On an average month, how many meetings do you attend where you are the only woman, or women are a minority in the room? In my present post, I regularly attend meetings where women are in minority. At the same time, I have worked for many years in offices where there are many more women than men.

How did you make space for your voice to be heard as you were rising in your profession? I have always had a loud voice, literally, ever since I was a little girl. In getting my messages across, I believe I have been in the same situation with most people.

Of course it is not always easy – but the older you become, the more comfortable you feel about voicing your honest views, and the less you care what others think about you. Of course it is also good to listen and to learn. Work-life balance is a buzzword when it comes to women’s issues and career advancement. How have you balanced work and family throughout a very successful diplomatic career?

I guess in that sense I might be a little bit like your stereotypical man. My focus has been heavily on work, which for me is also my hobby and my passion. I am grateful to my family who loves me and let me be who I am. Would you say your field of work is gender competitive? I am not quite sure what that question means.

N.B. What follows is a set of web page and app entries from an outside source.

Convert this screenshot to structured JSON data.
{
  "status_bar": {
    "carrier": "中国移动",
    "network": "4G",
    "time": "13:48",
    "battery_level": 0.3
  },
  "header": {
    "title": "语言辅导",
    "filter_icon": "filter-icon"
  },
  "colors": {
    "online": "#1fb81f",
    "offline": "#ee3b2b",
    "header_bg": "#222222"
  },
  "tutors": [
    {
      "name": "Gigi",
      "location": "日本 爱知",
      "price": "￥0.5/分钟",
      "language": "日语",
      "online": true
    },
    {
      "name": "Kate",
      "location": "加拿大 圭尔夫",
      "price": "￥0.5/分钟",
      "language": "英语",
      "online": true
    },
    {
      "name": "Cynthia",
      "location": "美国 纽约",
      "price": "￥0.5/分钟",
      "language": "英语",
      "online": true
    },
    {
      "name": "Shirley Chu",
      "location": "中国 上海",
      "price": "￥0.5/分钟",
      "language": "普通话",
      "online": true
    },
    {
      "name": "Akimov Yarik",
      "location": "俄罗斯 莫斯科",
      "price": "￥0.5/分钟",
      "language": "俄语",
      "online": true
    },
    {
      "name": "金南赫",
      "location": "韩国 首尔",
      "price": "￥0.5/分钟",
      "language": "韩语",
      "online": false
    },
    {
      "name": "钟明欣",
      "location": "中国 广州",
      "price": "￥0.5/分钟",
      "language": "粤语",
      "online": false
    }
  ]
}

Where you have human beings, you will always have competition, along with cooperation. What were your experiences going through the diplomatic world? Did you face a lot of hurdles? I have loved every minute of it.

It has taken me to incredible places, and to wonderful people. I get to learn and to push my limits every day. And it just seems to be getting better all the time. This career has been a real blessing for me, and I am still grateful every day for the opportunity.

Of course there are hurdles too – what would life be without them, but they have been pretty minimal in relation to what this career gives me personally, and in relation to the privilege of representing my country. How did your background prepare you for work as a diplomat? I grew up in a pretty ordinary Finnish family, and had the opportunity to enjoy good quality education in an ordinary Finnish school and university.

When I went on to study international relations there was no plan to become a diplomat – I just studied what at the time seemed interesting to me, and then at some point took the opportunities that came along.

When I entered the Foreign Ministry, it was a completely new world for me, but as soon as I was there I immediately knew that I was in the exact right place. How has your role as ambassador of Finland to Nigeria enhanced the bilateral relationships between the two countries?

I hope that during my time here I have managed to contribute in some significant way to strengthened relations between our two countries, with the support of our many wonderful and committed Nigerian partners, and of course my great staff. One activity that I am particularly proud of is the ‘CodeBus Africa’ project that we did earlier this year, as part of our 100th Anniversary celebrations. The project was about promoting computer coding and encouraging girls into ICT and technology.

We worked together with fantastic young Nigerian coding instructors and our local partner Ventures Platform. I hope that many more good things will still come out of that cooperation. How do you evaluate the socio-economic bilateral relationships between Nigeria and Finland?

The bilateral relationship between Finland and Nigeria is excellent. High level contacts in recent times have also been quite active. Last year, our Deputy Minister for External Economic Relations visited Nigeria with a business delegation, and this year our Minister for Foreign Trade and Development is set to be in Nigeria in November with a business delegation.

We are working hard already to prepare for that visit, and I am very much looking forward to it. In June we had a Minister in town for the Nordic and African Foreign Ministers’ meeting which Nigeria hosted this year.

I am conscious, at the same time, that there is potential for much more, especially in our trade relations. While we already have several important Finnish companies doing business in Nigeria, and many more are exploring the market, this should only be the tip of the iceberg. There is so much business potential in Nigeria.